SAM TAYLOR WOOD

a little death

Despite the broader reference to the traditional pictorial genre of “still life”, disseminated from the Dutch and Spanish painters of the 15th, 16th and 17th centuries, ‘Still life’ from 2001 and ‘A little death’ from 2002 refer especially to the painting of transient elements of the French Jean-Baptiste-Siméon Chardin (1699-1779) to discuss the distortion and inexorability of time, the finitude of life or, above all, the interdependence between life and death. The title makes a direct reference to the expression with which the French philosopher Georges Bataille defined the orgasm: ‘une petite mort‘.

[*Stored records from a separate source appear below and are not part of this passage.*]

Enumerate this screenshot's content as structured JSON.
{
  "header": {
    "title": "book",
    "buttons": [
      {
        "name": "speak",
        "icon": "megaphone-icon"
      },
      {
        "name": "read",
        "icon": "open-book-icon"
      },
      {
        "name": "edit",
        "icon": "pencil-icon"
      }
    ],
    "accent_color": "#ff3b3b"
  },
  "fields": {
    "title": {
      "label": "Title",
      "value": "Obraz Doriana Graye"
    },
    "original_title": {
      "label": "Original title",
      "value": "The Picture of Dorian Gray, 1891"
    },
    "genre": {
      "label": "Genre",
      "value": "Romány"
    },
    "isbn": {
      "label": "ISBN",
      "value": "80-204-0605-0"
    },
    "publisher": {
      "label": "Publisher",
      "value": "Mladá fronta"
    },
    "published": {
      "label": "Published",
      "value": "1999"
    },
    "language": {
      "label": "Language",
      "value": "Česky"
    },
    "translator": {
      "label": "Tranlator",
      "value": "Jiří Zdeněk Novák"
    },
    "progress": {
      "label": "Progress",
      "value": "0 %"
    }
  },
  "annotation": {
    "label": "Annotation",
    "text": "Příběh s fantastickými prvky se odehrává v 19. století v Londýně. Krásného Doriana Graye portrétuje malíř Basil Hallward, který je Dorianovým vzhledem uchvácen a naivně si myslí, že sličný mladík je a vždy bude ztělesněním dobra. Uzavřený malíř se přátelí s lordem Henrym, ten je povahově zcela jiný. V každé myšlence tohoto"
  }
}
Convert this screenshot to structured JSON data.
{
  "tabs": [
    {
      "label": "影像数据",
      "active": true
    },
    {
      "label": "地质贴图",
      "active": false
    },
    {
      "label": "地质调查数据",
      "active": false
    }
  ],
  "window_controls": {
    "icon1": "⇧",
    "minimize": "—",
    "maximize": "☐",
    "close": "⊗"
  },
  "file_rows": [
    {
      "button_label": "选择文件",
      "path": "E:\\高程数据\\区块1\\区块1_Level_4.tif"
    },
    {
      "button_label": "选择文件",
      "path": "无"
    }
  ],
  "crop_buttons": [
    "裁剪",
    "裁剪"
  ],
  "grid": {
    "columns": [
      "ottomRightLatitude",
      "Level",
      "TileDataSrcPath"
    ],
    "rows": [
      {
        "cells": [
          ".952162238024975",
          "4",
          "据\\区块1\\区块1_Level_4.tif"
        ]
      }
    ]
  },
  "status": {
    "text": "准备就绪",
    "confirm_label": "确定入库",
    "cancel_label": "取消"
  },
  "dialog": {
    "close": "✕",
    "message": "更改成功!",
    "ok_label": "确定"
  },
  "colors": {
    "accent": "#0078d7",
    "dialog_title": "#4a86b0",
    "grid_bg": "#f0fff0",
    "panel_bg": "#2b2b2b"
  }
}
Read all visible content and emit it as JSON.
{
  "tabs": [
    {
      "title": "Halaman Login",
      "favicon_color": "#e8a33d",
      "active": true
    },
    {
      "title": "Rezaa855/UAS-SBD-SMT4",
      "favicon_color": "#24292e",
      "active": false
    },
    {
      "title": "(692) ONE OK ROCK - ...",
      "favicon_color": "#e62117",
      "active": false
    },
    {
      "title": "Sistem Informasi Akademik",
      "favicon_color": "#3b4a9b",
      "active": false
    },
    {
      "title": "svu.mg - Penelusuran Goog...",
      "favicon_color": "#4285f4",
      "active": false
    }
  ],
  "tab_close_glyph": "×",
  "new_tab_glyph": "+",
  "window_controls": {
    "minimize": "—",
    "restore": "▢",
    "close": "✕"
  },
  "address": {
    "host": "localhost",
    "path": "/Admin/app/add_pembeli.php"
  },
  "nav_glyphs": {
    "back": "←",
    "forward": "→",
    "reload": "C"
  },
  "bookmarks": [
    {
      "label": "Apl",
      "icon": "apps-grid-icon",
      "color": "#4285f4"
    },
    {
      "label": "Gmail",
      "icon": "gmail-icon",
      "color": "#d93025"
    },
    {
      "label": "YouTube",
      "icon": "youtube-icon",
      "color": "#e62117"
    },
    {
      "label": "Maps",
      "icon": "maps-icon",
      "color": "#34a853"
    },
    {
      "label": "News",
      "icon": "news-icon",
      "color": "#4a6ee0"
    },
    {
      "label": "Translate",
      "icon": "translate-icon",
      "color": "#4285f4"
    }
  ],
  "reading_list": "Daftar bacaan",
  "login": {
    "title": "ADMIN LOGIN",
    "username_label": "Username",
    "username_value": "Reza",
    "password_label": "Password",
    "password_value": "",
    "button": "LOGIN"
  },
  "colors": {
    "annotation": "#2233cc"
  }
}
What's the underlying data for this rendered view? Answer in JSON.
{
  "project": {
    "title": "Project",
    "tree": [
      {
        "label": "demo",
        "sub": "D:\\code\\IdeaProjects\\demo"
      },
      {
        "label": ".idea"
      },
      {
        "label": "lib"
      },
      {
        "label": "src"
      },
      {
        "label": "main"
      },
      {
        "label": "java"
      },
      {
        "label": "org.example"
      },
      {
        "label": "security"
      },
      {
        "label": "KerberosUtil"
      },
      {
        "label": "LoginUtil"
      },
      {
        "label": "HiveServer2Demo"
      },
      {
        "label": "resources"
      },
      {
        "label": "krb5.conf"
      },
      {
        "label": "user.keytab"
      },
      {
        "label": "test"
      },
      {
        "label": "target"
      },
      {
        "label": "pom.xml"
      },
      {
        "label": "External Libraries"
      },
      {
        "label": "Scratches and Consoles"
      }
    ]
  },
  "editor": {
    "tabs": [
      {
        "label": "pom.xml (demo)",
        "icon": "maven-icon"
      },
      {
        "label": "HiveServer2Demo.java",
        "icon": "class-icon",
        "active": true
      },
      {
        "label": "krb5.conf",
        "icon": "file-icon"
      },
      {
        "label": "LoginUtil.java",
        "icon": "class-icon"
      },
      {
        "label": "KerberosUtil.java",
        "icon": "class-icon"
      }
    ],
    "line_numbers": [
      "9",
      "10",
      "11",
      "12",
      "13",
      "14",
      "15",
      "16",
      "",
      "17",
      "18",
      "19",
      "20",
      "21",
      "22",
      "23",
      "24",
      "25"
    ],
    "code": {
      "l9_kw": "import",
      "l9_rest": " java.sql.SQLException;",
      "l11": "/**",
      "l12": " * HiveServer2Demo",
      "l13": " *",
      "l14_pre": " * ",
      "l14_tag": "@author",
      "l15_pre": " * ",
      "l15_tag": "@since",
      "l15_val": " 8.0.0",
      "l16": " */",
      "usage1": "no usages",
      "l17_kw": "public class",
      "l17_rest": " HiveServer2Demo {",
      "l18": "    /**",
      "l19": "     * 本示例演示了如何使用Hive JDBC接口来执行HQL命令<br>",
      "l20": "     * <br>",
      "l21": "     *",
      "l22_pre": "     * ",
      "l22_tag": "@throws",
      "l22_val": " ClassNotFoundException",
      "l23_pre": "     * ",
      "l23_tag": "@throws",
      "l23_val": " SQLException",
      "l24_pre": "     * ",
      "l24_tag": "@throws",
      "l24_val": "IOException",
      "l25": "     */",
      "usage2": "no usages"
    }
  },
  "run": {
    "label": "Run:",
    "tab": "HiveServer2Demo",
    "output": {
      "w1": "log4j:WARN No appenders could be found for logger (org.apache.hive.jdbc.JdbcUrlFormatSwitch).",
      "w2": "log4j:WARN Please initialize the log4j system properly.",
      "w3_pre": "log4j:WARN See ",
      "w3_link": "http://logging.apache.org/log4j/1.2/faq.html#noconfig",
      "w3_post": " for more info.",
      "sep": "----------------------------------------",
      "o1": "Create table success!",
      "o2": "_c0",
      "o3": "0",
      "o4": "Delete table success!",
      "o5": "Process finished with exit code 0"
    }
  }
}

frank kolkman and juuke schoorl

file sao paulo 2018
“Outrospectre” is an experimental proposal for a medical device aimed at reconciling people with death through simulating out-of-body experiences. In healthcare the majority of efforts and research focus on keeping people alive. The fear and experience of death is a mostly neglected topic. Recent (para) psychological research, however, suggests that the sensation of drifting outside of one’s own body using virtual reality technology could help reduce death anxiety. “Outrospectre” explores the possible application of these findings in hospital surroundings where it could help terminal patients accept their own mortality with more comfort.
This project investigates unanswered questions about mortality and ‘end of life’.

Rob Seward

Death Death Death
File Festival
“Death Death Death” is book written by an algorithm. It utilizes a word association study conducted by the University of South Florida between 1976 and 1998. It contains over 10,000 words and their associations to each other. “Death Death Death” traces a path from each word to the word death. The book starts off with the words most closely associated to death. The beginning reads like this: Life – Death Funeral – Death Coffin – Death. Later, it takes several associative leaps to get to death: Enthusiasm – Spirit – Soul – Death Folly – Funny – Sad – Death Bahamas – Paradise – Heaven – Death Waggle – Wiggle – Worm – Maggot – Death. Reading soon becomes humorous, as every line reads like a joke-death is always the punchline. “Death Death Death” is 405 pages, contains an index so you can find any word, and a detailed description of the algorithm. Death Death Death was nominated for the 2010 File Prix Lux in the Digital Languages category.
video

MOUNIR FATMI

منير فاطمي
Evolution or Death

Fatmi inverts spectacular representations of identity by rendering them mundane and within reach of a subject that may scramble any conclusive narrative. Fatmi’s work counters strategies of interpellation that identifies a subject with an ideology prior to that subject’s ability to place their identity in or beyond a particular ideology. Fatmi parodies the various interpellations of colonialism and capitalism that seek to define others according to symbolic narratives. In Evolution or Death, 2004, (fig. 4) two Anglo-European looking subjects imitate suicide bombers with books and papers taped around their abdomens. One holds open a trenchcoat and another holds up a book that looks like a detonator attached to wires. Fatmi reverses the situation. These are not the suicide-bombers from Arab and Muslim countries. Instead, they appear to be of European descent in a European street or modern room in casual clothing.

LA MACHINE (FRENCH GROUP OF ARTISTS)

The Sultan’s Elephant was a show created by the Royal de Luxe theatre company, involving a huge moving mechanical elephant, a giant marionette of a girl and other associated public art installations. In French it was called La visite du sultan des Indes sur son éléphant à voyager dans le temps (literally, “Visit from the Sultan of the Indies on His Time-Travelling Elephant”). The show was commissioned to commemorate the centenary of Jules Verne’s death, by the two French cities of Nantes and Amiens, funded by a special grant from the French Ministry of Culture and Communication.The show was performed at various locations around the world between 2005 and 2006.